  • Anthony Buckley
    2019-01-03 07:39

    A seminal work. The topic is ostensibly totemism, but more profoundly, Levi-Strauss unveils an entire methodology, showing, inter alia, how metaphor organizes social organization.

  • Oéb Uêis
    2019-01-04 05:37

    I always love you, love, love, love, love....

  • Matt
    2019-01-01 06:34

    It's funny the kinds of things you turn up when you dig through your physical bookshelves-- this is a book I bought, it's probably close to twenty years ago now, and never read. But since I read Freud's Totem and Taboo, I thought I'd give this one a shot.For me, it's primarily interesting as a way to set up Derrida's argument in his "Structure and Sign" essay. The argument L-S is making, I think, is that totemism, which sure feels "natural" is bound up in exogamy (that is, the incest taboo) which is placed squarely in the category of culture. Levi-Strauss struggles with the nature-culture opposition (Derrida will exploit that), and how tenuous are his attempts to hold onto that, going so far in the end to bring in as bookends for his thought, Rousseau and Bergson. I was surprised, too, to see the linguistic turn at the end. I could never in my mind quite follow the line from Saussure through the structuralists, but now I can see that more clearly.I'm not a student of anthropology, and I don't mean to be mean. But this really feels like a castle built of sand, and in the process, L-S revelas a lot of theoretical weaknesses, threatens to bring down the whole edifice.

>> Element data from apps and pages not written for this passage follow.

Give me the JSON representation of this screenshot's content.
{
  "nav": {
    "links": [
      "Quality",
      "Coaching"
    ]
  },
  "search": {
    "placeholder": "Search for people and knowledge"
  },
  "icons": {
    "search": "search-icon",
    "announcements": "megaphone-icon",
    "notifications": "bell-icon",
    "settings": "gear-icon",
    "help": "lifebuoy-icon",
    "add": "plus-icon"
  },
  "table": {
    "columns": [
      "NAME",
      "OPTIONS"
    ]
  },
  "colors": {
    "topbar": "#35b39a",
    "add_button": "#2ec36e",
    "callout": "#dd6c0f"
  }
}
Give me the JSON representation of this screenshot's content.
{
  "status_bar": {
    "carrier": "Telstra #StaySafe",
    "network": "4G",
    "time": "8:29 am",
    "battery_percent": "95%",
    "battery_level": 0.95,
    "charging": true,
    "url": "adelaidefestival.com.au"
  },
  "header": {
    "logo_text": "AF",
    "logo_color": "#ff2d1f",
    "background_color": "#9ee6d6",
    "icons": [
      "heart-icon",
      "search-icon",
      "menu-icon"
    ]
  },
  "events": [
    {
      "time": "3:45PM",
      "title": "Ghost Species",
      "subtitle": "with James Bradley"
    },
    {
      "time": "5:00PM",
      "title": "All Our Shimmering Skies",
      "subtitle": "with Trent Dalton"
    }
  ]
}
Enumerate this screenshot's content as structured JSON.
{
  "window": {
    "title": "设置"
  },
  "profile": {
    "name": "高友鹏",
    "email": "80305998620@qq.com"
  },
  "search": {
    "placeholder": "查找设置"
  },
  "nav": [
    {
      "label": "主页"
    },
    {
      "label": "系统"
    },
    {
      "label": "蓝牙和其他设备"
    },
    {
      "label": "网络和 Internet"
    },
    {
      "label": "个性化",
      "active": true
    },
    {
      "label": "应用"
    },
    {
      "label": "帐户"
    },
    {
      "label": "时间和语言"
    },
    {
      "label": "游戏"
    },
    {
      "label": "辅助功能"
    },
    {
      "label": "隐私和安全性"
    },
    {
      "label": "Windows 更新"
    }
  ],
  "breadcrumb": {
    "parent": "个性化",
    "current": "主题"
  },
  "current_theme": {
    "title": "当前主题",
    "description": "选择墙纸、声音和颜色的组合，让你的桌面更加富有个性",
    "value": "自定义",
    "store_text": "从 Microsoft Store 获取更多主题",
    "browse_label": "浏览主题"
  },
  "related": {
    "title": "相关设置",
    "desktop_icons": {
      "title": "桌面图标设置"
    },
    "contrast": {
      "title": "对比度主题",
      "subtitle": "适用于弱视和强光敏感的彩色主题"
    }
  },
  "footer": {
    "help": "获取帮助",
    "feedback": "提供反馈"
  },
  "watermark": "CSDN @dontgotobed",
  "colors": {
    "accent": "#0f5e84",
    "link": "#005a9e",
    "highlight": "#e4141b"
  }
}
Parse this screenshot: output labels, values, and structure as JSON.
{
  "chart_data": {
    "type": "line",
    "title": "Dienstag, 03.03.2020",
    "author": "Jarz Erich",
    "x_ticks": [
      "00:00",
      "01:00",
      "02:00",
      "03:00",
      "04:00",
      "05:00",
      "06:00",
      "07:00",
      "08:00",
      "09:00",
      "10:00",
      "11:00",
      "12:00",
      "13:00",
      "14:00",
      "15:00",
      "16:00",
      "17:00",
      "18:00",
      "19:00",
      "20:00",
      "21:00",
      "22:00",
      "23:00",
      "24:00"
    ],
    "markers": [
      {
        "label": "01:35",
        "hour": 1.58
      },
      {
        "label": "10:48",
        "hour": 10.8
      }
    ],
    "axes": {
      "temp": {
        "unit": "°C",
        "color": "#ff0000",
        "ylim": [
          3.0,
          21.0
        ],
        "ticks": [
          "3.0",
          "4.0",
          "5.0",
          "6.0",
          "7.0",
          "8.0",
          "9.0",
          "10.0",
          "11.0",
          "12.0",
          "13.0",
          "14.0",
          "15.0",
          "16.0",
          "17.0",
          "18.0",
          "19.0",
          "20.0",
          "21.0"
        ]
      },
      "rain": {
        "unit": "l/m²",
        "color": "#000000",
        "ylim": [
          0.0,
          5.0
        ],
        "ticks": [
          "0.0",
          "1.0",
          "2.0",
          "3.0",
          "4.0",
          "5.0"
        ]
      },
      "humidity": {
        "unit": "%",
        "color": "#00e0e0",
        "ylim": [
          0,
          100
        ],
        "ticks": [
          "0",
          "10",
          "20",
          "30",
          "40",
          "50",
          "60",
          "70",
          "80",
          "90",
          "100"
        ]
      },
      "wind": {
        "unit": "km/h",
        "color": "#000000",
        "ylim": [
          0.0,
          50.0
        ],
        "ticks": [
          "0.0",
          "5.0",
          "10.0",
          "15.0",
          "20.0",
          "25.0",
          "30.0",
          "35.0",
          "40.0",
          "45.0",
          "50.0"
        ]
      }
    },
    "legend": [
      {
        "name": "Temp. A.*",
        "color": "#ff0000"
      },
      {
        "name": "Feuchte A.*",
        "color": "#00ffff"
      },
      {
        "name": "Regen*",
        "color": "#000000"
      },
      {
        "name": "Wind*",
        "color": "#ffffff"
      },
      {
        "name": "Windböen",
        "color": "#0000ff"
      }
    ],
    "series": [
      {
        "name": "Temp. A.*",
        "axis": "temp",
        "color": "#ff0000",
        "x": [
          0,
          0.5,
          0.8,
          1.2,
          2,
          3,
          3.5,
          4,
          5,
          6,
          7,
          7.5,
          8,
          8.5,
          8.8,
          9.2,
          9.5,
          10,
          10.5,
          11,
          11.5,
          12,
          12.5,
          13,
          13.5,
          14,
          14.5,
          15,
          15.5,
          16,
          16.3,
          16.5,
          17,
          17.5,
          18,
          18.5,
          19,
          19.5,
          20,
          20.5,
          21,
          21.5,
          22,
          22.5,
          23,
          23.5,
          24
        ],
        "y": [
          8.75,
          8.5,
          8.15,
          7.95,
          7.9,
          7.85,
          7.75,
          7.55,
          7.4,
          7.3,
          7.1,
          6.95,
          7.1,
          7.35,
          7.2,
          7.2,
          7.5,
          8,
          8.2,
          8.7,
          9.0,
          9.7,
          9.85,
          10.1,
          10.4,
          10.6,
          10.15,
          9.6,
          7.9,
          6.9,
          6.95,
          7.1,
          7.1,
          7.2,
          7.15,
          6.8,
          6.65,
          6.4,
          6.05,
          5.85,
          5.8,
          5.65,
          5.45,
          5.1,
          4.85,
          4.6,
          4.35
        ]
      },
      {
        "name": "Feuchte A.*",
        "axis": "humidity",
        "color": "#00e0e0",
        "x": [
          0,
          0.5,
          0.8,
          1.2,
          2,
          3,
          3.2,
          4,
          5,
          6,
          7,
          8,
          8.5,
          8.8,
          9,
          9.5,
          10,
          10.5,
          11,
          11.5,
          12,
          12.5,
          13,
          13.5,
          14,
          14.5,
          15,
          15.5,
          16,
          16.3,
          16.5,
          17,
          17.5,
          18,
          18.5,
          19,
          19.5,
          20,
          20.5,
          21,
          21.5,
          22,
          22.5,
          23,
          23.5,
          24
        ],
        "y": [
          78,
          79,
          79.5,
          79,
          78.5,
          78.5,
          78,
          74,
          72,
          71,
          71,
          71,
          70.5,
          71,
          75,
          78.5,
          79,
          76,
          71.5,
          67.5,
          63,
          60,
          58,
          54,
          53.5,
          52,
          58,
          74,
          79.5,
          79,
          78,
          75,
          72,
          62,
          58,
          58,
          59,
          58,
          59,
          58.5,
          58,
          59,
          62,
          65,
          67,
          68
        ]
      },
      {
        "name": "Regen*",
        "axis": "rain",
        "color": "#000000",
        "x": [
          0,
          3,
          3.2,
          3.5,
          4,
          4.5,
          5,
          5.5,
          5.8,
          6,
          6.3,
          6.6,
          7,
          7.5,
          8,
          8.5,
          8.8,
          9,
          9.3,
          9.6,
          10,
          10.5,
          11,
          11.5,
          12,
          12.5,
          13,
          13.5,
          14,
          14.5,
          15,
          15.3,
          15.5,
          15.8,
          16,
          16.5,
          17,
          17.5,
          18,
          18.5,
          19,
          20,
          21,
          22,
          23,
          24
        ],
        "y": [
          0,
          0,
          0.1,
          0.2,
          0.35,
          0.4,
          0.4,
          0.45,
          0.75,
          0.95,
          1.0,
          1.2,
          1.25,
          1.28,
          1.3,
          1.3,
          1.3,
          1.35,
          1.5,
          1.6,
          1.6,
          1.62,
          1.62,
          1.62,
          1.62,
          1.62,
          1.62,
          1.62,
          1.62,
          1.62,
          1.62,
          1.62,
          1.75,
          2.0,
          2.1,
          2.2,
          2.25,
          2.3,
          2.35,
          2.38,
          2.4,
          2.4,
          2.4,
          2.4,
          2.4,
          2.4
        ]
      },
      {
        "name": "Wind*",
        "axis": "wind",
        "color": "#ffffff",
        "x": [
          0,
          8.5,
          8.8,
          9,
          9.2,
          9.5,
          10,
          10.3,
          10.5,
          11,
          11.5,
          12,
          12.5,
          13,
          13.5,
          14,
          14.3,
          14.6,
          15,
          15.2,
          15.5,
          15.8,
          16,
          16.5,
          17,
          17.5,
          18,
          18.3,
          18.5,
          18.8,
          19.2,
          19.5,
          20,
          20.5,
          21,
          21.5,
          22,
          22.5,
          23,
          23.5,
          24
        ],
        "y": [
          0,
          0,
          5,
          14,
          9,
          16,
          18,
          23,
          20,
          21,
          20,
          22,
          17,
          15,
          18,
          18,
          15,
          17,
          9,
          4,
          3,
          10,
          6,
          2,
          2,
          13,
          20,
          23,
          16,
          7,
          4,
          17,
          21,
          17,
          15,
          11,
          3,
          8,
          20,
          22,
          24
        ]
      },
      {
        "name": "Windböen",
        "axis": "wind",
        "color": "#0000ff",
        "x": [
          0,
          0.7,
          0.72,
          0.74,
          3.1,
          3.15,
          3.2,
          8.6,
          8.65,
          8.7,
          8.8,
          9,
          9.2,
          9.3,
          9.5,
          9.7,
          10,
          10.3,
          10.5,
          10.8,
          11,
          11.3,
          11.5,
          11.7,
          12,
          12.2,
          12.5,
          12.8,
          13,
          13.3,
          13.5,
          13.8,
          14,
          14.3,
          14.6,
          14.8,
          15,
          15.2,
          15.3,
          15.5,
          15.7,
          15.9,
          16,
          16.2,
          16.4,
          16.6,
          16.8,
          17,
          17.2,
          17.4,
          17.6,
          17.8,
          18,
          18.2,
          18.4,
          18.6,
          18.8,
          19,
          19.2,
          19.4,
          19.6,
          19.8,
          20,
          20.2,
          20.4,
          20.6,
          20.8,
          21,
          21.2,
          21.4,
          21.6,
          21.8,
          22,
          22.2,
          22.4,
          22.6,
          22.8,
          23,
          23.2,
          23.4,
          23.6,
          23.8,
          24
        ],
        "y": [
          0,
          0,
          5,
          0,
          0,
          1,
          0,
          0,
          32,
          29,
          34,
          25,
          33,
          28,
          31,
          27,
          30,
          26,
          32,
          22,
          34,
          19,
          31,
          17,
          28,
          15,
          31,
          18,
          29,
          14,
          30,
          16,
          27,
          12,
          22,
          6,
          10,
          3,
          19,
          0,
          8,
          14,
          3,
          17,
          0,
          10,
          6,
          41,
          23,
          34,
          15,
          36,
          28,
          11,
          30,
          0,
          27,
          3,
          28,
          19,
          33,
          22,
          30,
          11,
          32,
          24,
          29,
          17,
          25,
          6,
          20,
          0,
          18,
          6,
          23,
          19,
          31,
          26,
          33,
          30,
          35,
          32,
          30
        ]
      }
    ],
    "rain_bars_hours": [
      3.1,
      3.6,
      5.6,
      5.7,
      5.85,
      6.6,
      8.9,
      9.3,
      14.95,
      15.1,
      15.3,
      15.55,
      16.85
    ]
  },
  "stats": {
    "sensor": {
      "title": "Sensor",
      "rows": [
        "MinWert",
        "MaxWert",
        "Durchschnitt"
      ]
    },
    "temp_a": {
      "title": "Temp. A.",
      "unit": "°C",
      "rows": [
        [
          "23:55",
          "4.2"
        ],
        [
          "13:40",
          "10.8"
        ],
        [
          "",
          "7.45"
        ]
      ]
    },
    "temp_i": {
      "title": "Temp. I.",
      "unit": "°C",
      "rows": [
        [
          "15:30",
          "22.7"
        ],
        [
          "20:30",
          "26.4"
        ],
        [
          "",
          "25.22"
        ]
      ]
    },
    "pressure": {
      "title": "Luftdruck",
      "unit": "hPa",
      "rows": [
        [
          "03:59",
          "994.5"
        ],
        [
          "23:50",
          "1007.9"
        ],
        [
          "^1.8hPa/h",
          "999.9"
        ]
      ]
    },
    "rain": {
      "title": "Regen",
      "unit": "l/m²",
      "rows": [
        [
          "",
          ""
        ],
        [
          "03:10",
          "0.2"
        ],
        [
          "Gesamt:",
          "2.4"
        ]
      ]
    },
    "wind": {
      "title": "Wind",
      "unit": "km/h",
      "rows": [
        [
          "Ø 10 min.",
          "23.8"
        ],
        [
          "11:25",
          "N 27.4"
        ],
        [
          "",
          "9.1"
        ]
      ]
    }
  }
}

  • Michael sinkofcabbages
    2019-01-01 12:01

    no i did not have to read this for a class. I think for such a seminal Author and for how short the book is; everyone should read this book. I know that its isnt everyons cup of tea, but there are so many things to take from this. Just for a different point of sight is worth it enough. Let alone how people view in-animate objects in thier lives. Just the whole value and power of the use of "masks" can have you thinking for days on how this applies to modern cultural "masks".Give it a try, youll be happy. And if you arent; make a paper-mache mask to show your angst.

  • Данило Судин
    2019-01-11 04:38

    Книжка, яка буде цікава лише етнологам/антропологам, адже в ній автор розглядає різноманітні теорії тотемізму. Причому сама книга є лише "негативною" теорією тотемізму: автор послідовно критикує всі попередні погляди на тотемізм, але власної теорії не викладає. Це буде зроблено в іншій книгі - Myśl nieoswojona. Тому в цій книзі немає того, що можна було б очікувати: методології структуралізму до вивчення соціальних відносин (на приклад тотемізму).

  • Anna
    2019-01-08 05:39

    I can't really give it any more than three stars for the basic reason that I didn't take it all in. I read it all, but I can't remember most of it, as is the case with most of the things I have to read for uni >_>'. What I read and understand, I found interesting and enjoyed reading. But I think before I can decide whether to give it more than 3 stars or not, I'd need to re-read it, which I'm planning on doing (someday).